*We are currently operating by appointment only, to book your visit please email Director Luke Seward at



Eden Dodd, Death Throes, 2021



<   Join us for a public artist talk on 10/28/2021 @ 6pm via Zoom   >



UConn Contemporary Art Galleries Presents:

Eden Dodd

Death Throes

10/14/2021 – 12/5/2021

Artist Talk: 10/28/2021 @ 6pm EST via Zoom

Contemporary Art Galleries is pleased to host a solo exhibition by UK based artist Eden Dodd titled Death Throes. Dodd’s mirrored glass works are soldered together using traditional stained-glass techniques. This process played an important role in the illustration of religious storytelling during the Middle Ages and continues to do so in contemporary places of worship. Dodd is interested in “mythologizing personal narratives, as a method of inviting others to empathize and understand another’s circumstance.”  Weaponry, knight’s armor, and maces are the vessels that carry Dodd’s messages as they ask us to look at fractured reflections of ourselves within medieval symbology. 
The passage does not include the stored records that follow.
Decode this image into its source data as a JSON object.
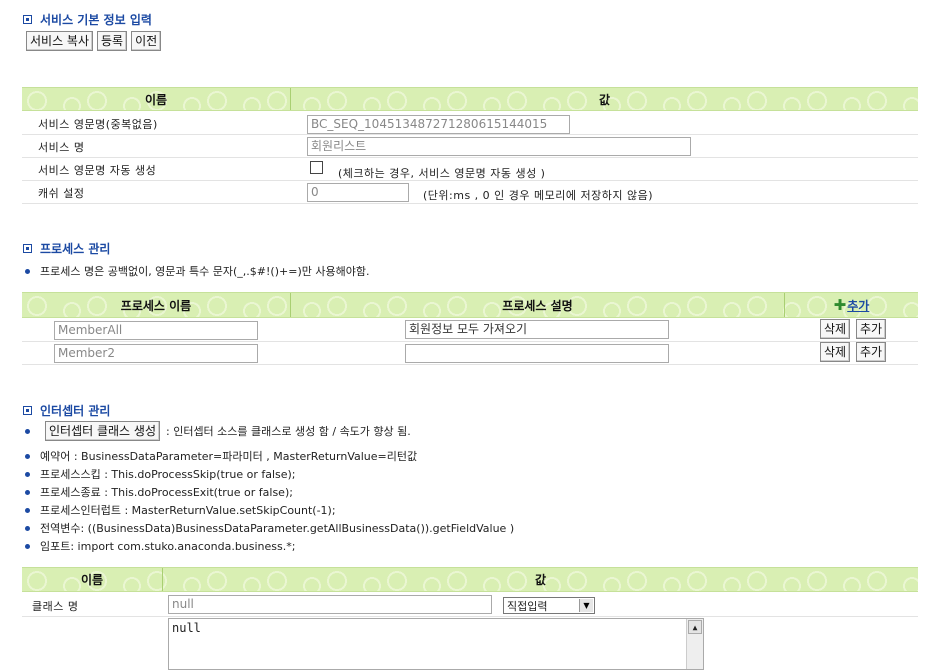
{
  "section1": {
    "title": "서비스 기본 정보 입력",
    "buttons": {
      "copy": "서비스 복사",
      "register": "등록",
      "prev": "이전"
    },
    "table": {
      "col_name": "이름",
      "col_value": "값",
      "rows": {
        "eng_name_label": "서비스 영문명(중복없음)",
        "eng_name_value": "BC_SEQ_10451348727128061514401​5",
        "name_label": "서비스 명",
        "name_value": "회원리스트",
        "auto_label": "서비스 영문명 자동 생성",
        "auto_note": "(체크하는 경우, 서비스 영문명 자동 생성 )",
        "cache_label": "캐쉬 설정",
        "cache_value": "0",
        "cache_note": "(단위:ms , 0 인 경우 메모리에 저장하지 않음)"
      }
    }
  },
  "section2": {
    "title": "프로세스 관리",
    "note": "프로세스 명은 공백없이, 영문과 특수 문자(_,.$#!()+=)만 사용해야함.",
    "table": {
      "col_name": "프로세스 이름",
      "col_desc": "프로세스 설명",
      "add_link": "추가",
      "rows": [
        {
          "name": "MemberAll",
          "desc": "회원정보 모두 가져오기",
          "delete": "삭제",
          "add": "추가"
        },
        {
          "name": "Member2",
          "desc": "",
          "delete": "삭제",
          "add": "추가"
        }
      ]
    }
  },
  "section3": {
    "title": "인터셉터 관리",
    "gen_button": "인터셉터 클래스 생성",
    "gen_note": ": 인터셉터 소스를 클래스로 생성 함 / 속도가 향상 됨.",
    "bullets": [
      "예약어 : BusinessDataParameter=파라미터 , MasterReturnValue=리턴값",
      "프로세스스킵 : This.doProcessSkip(true or false);",
      "프로세스종료 : This.doProcessExit(true or false);",
      "프로세스인터럽트 : MasterReturnValue.setSkipCount(-1);",
      "전역변수: ((BusinessData)BusinessDataParameter.getAllBusinessData()).getFieldValue )",
      "임포트: import com.stuko.anaconda.business.*;"
    ],
    "table": {
      "col_name": "이름",
      "col_value": "값",
      "class_label": "클래스 명",
      "class_placeholder": "null",
      "select_value": "직접입력",
      "textarea_value": "null"
    }
  },
  "colors": {
    "header_bg": "#d9efb3",
    "title_blue": "#1c4aa3"
  },
  "icons": [
    "section-square-icon",
    "bullet-icon",
    "plus-icon",
    "select-arrow-icon",
    "scroll-up-icon"
  ]
}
As a non-binary person, Eden Dodd (b.1994) has found a connection with fractured states within their artwork; the space between planes of existence, of dichotomies and of the physical and ethereal states. Dualities, reflections and doubles are integral to the language of their practice – the other always exists within the self. Through the lens of queerness; they can exist in both this side of the mirror and the other, simultaneously. Eden has a First-Class BA (Hons) Fine art from Cardiff Metropolitan University, and a MLitt (Distinction) in Fine Art Practice from Glasgow School of Art. Their work has been exhibited solo and within group shows both nationally and internationally in Japan, Ukraine, Vienna, America. Their work is held in private collections across the world.
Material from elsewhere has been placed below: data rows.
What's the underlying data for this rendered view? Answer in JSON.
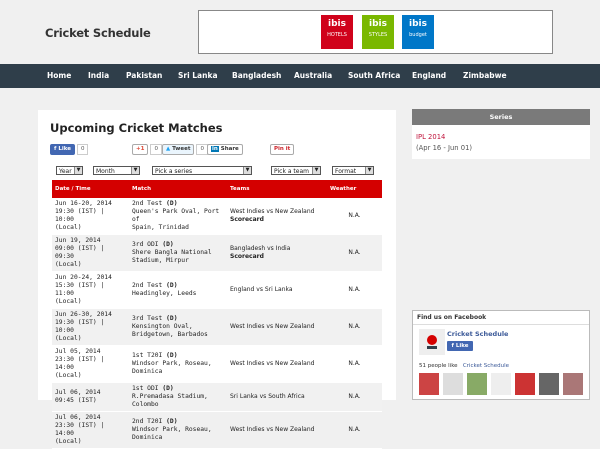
{
  "header": {
    "site_title": "Cricket Schedule",
    "ad_brands": [
      {
        "name": "ibis",
        "sub": "HOTELS",
        "color": "#d0021b"
      },
      {
        "name": "ibis",
        "sub": "STYLES",
        "color": "#7ab800"
      },
      {
        "name": "ibis",
        "sub": "budget",
        "color": "#0077c8"
      }
    ]
  },
  "nav": [
    "Home",
    "India",
    "Pakistan",
    "Sri Lanka",
    "Bangladesh",
    "Australia",
    "South Africa",
    "England",
    "Zimbabwe"
  ],
  "main": {
    "title": "Upcoming Cricket Matches",
    "social": {
      "like_label": "Like",
      "like_count": "0",
      "gplus_label": "+1",
      "gplus_count": "0",
      "tweet_label": "Tweet",
      "tweet_count": "0",
      "share_label": "Share",
      "pin_label": "Pin it"
    },
    "filters": {
      "year": "Year",
      "month": "Month",
      "series": "Pick a series",
      "team": "Pick a team",
      "format": "Format"
    },
    "table": {
      "headers": [
        "Date / Time",
        "Match",
        "Teams",
        "Weather"
      ],
      "rows": [
        {
          "date": [
            "Jun 16-20, 2014",
            "19:30 (IST) | 10:00",
            "(Local)"
          ],
          "match": "2nd Test",
          "fmt": "(D)",
          "venue": [
            "Queen's Park Oval, Port of",
            "Spain, Trinidad"
          ],
          "teams": "West Indies vs New Zealand",
          "scorecard": "Scorecard",
          "weather": "N.A."
        },
        {
          "date": [
            "Jun 19, 2014",
            "09:00 (IST) | 09:30",
            "(Local)"
          ],
          "match": "3rd ODI",
          "fmt": "(D)",
          "venue": [
            "Shere Bangla National",
            "Stadium, Mirpur"
          ],
          "teams": "Bangladesh vs India",
          "scorecard": "Scorecard",
          "weather": "N.A."
        },
        {
          "date": [
            "Jun 20-24, 2014",
            "15:30 (IST) | 11:00",
            "(Local)"
          ],
          "match": "2nd Test",
          "fmt": "(D)",
          "venue": [
            "Headingley, Leeds"
          ],
          "teams": "England vs Sri Lanka",
          "scorecard": "",
          "weather": "N.A."
        },
        {
          "date": [
            "Jun 26-30, 2014",
            "19:30 (IST) | 10:00",
            "(Local)"
          ],
          "match": "3rd Test",
          "fmt": "(D)",
          "venue": [
            "Kensington Oval,",
            "Bridgetown, Barbados"
          ],
          "teams": "West Indies vs New Zealand",
          "scorecard": "",
          "weather": "N.A."
        },
        {
          "date": [
            "Jul 05, 2014",
            "23:30 (IST) | 14:00",
            "(Local)"
          ],
          "match": "1st T20I",
          "fmt": "(D)",
          "venue": [
            "Windsor Park, Roseau,",
            "Dominica"
          ],
          "teams": "West Indies vs New Zealand",
          "scorecard": "",
          "weather": "N.A."
        },
        {
          "date": [
            "Jul 06, 2014",
            "09:45 (IST)"
          ],
          "match": "1st ODI",
          "fmt": "(D)",
          "venue": [
            "R.Premadasa Stadium,",
            "Colombo"
          ],
          "teams": "Sri Lanka vs South Africa",
          "scorecard": "",
          "weather": "N.A."
        },
        {
          "date": [
            "Jul 06, 2014",
            "23:30 (IST) | 14:00",
            "(Local)"
          ],
          "match": "2nd T20I",
          "fmt": "(D)",
          "venue": [
            "Windsor Park, Roseau,",
            "Dominica"
          ],
          "teams": "West Indies vs New Zealand",
          "scorecard": "",
          "weather": "N.A."
        }
      ]
    }
  },
  "sidebar": {
    "series_heading": "Series",
    "series_link": "IPL 2014",
    "series_dates": "(Apr 16 - Jun 01)",
    "fb_heading": "Find us on Facebook",
    "fb_page": "Cricket Schedule",
    "fb_like": "Like",
    "fb_people": "51 people like",
    "fb_people_link": "Cricket Schedule"
  },
  "colors": {
    "nav_bg": "#2f3e4a",
    "table_header": "#d40000",
    "series_link": "#c0143c",
    "fb_blue": "#3b5998"
  }
}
Open by appointment only, email to schedule a visit

UConn Contemporary Art Galleries

830 Bolton Road, Storrs, CT 06269

*Masks Required




Alejandro De La Guerra: La Máquina Herida (The Machine Hurt)


: )          Join us Friday 6/25/2021 from 5-7pm          : )




UConn Contemporary Art Galleries

Alejandro De La Guerra

La Máquina Herida (The Machine Hurt)

6/25/2021 – 7/21/2021


Contemporary Art Galleries is pleased to present a solo exhibition by Nicaraguan artist and current visiting fellow in residence at the UConn School of Fine Arts, Alejandro De La Guerra. Collectively, De La Guerra’s practice focuses on the aesthetics and historical memories of political power. This exhibition features new works composed of 3D printed parts, jewelry beads, chains, acrylic paint, and spray foam all anchored to traditional canvas. Fundamental to these assemblages is a process of layering as De La Guerra collides a multiplicity of historic political iconography and current political fashion sense.  


These abstractions are a departure from De La Guerra’s distinctive performance and sculptural work, marking an important moment in the artist’s visual language. The surfaces of De La Guerra’s new works are alive with optical attraction – mimicking candy and dessert. He has described these works as a “failed revolutionary aesthetic,” one assembled from the “failure” of 3D printing machines and unwieldy foam material. De la Guerra’s ability to redefine symbols of power comes to the fore in “Celda;” as a grid of blue lines representing prison bars becomes soft and malleable. We see a similar message in “Lava y Nieve (promesas políticas)” in which De La Guerra presents strips of snow on shelving housed within a mound of molten lava, all nestled under a single palm tree protruding from the top edge of the canvas.    


This exhibition is made possible with generous support from the Artist Protection Fund (APF), UConn Human Rights Institute and UConn El Instituto.


Opening Reception:


5pm – 7pm


Open by appointment only, email to schedule a visit


UConn Contemporary Art Galleries

830 Bolton Road, Storrs, CT 06269


*Masks Required